AIM OF THE TASK:
The lines that make up this material should each be returned exactly.
======== RECORD EXCERPTS
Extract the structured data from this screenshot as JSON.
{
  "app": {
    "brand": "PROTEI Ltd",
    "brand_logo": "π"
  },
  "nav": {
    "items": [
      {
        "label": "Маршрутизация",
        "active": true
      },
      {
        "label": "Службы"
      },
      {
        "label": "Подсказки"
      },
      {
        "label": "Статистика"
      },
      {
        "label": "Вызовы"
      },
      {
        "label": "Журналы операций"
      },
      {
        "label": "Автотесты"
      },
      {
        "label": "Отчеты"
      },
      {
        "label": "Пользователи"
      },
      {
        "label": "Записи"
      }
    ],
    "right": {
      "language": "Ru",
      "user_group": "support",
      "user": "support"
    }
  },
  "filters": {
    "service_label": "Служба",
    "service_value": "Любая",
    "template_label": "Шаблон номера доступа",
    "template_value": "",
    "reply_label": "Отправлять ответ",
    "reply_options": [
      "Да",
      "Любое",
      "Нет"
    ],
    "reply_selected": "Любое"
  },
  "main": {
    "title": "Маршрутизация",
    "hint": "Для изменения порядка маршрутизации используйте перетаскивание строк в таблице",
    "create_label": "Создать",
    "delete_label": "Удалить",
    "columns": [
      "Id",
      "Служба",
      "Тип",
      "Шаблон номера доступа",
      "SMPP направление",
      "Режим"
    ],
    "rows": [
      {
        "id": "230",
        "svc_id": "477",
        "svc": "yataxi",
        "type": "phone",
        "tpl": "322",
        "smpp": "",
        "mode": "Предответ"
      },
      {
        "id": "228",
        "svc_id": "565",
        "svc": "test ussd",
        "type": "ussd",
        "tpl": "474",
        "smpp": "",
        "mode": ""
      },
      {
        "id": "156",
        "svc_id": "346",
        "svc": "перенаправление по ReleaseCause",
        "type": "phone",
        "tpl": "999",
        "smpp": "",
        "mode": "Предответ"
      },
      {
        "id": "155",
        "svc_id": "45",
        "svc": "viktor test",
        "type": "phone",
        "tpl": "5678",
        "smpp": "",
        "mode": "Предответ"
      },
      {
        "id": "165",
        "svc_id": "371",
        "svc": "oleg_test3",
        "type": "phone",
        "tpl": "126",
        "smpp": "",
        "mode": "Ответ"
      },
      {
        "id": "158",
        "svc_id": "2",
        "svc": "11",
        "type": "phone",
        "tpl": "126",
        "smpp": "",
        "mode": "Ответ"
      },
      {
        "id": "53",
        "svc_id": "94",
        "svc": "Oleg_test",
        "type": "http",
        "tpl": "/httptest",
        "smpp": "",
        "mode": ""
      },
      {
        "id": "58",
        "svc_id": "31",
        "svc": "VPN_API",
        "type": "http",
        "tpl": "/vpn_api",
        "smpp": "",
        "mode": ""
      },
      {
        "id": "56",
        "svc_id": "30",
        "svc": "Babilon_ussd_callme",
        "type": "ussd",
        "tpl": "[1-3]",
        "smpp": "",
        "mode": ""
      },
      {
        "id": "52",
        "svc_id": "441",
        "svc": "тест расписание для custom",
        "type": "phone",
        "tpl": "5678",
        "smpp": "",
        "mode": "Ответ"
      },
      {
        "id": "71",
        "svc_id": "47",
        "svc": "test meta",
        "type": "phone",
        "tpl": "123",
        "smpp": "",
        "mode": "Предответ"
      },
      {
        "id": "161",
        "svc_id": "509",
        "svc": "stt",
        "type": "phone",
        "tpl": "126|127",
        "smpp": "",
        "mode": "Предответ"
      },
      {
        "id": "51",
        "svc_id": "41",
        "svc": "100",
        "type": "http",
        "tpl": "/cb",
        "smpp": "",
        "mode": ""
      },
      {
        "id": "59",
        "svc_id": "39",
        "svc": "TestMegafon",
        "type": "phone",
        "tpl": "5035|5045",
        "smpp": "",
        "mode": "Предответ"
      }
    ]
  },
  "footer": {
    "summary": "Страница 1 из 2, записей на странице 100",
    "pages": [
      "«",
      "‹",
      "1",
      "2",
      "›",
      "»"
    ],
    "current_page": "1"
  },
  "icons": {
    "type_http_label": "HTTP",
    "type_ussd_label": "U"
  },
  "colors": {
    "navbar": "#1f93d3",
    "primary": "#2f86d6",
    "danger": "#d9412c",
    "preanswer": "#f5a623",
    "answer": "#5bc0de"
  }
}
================
FINAL ANSWER:
Extract the structured data from this screenshot as JSON.
{
  "app": {
    "brand": "PROTEI Ltd",
    "brand_logo": "π"
  },
  "nav": {
    "items": [
      {
        "label": "Маршрутизация",
        "active": true
      },
      {
        "label": "Службы"
      },
      {
        "label": "Подсказки"
      },
      {
        "label": "Статистика"
      },
      {
        "label": "Вызовы"
      },
      {
        "label": "Журналы операций"
      },
      {
        "label": "Автотесты"
      },
      {
        "label": "Отчеты"
      },
      {
        "label": "Пользователи"
      },
      {
        "label": "Записи"
      }
    ],
    "right": {
      "language": "Ru",
      "user_group": "support",
      "user": "support"
    }
  },
  "filters": {
    "service_label": "Служба",
    "service_value": "Любая",
    "template_label": "Шаблон номера доступа",
    "template_value": "",
    "reply_label": "Отправлять ответ",
    "reply_options": [
      "Да",
      "Любое",
      "Нет"
    ],
    "reply_selected": "Любое"
  },
  "main": {
    "title": "Маршрутизация",
    "hint": "Для изменения порядка маршрутизации используйте перетаскивание строк в таблице",
    "create_label": "Создать",
    "delete_label": "Удалить",
    "columns": [
      "Id",
      "Служба",
      "Тип",
      "Шаблон номера доступа",
      "SMPP направление",
      "Режим"
    ],
    "rows": [
      {
        "id": "230",
        "svc_id": "477",
        "svc": "yataxi",
        "type": "phone",
        "tpl": "322",
        "smpp": "",
        "mode": "Предответ"
      },
      {
        "id": "228",
        "svc_id": "565",
        "svc": "test ussd",
        "type": "ussd",
        "tpl": "474",
        "smpp": "",
        "mode": ""
      },
      {
        "id": "156",
        "svc_id": "346",
        "svc": "перенаправление по ReleaseCause",
        "type": "phone",
        "tpl": "999",
        "smpp": "",
        "mode": "Предответ"
      },
      {
        "id": "155",
        "svc_id": "45",
        "svc": "viktor test",
        "type": "phone",
        "tpl": "5678",
        "smpp": "",
        "mode": "Предответ"
      },
      {
        "id": "165",
        "svc_id": "371",
        "svc": "oleg_test3",
        "type": "phone",
        "tpl": "126",
        "smpp": "",
        "mode": "Ответ"
      },
      {
        "id": "158",
        "svc_id": "2",
        "svc": "11",
        "type": "phone",
        "tpl": "126",
        "smpp": "",
        "mode": "Ответ"
      },
      {
        "id": "53",
        "svc_id": "94",
        "svc": "Oleg_test",
        "type": "http",
        "tpl": "/httptest",
        "smpp": "",
        "mode": ""
      },
      {
        "id": "58",
        "svc_id": "31",
        "svc": "VPN_API",
        "type": "http",
        "tpl": "/vpn_api",
        "smpp": "",
        "mode": ""
      },
      {
        "id": "56",
        "svc_id": "30",
        "svc": "Babilon_ussd_callme",
        "type": "ussd",
        "tpl": "[1-3]",
        "smpp": "",
        "mode": ""
      },
      {
        "id": "52",
        "svc_id": "441",
        "svc": "тест расписание для custom",
        "type": "phone",
        "tpl": "5678",
        "smpp": "",
        "mode": "Ответ"
      },
      {
        "id": "71",
        "svc_id": "47",
        "svc": "test meta",
        "type": "phone",
        "tpl": "123",
        "smpp": "",
        "mode": "Предответ"
      },
      {
        "id": "161",
        "svc_id": "509",
        "svc": "stt",
        "type": "phone",
        "tpl": "126|127",
        "smpp": "",
        "mode": "Предответ"
      },
      {
        "id": "51",
        "svc_id": "41",
        "svc": "100",
        "type": "http",
        "tpl": "/cb",
        "smpp": "",
        "mode": ""
      },
      {
        "id": "59",
        "svc_id": "39",
        "svc": "TestMegafon",
        "type": "phone",
        "tpl": "5035|5045",
        "smpp": "",
        "mode": "Предответ"
      }
    ]
  },
  "footer": {
    "summary": "Страница 1 из 2, записей на странице 100",
    "pages": [
      "«",
      "‹",
      "1",
      "2",
      "›",
      "»"
    ],
    "current_page": "1"
  },
  "icons": {
    "type_http_label": "HTTP",
    "type_ussd_label": "U"
  },
  "colors": {
    "navbar": "#1f93d3",
    "primary": "#2f86d6",
    "danger": "#d9412c",
    "preanswer": "#f5a623",
    "answer": "#5bc0de"
  }
}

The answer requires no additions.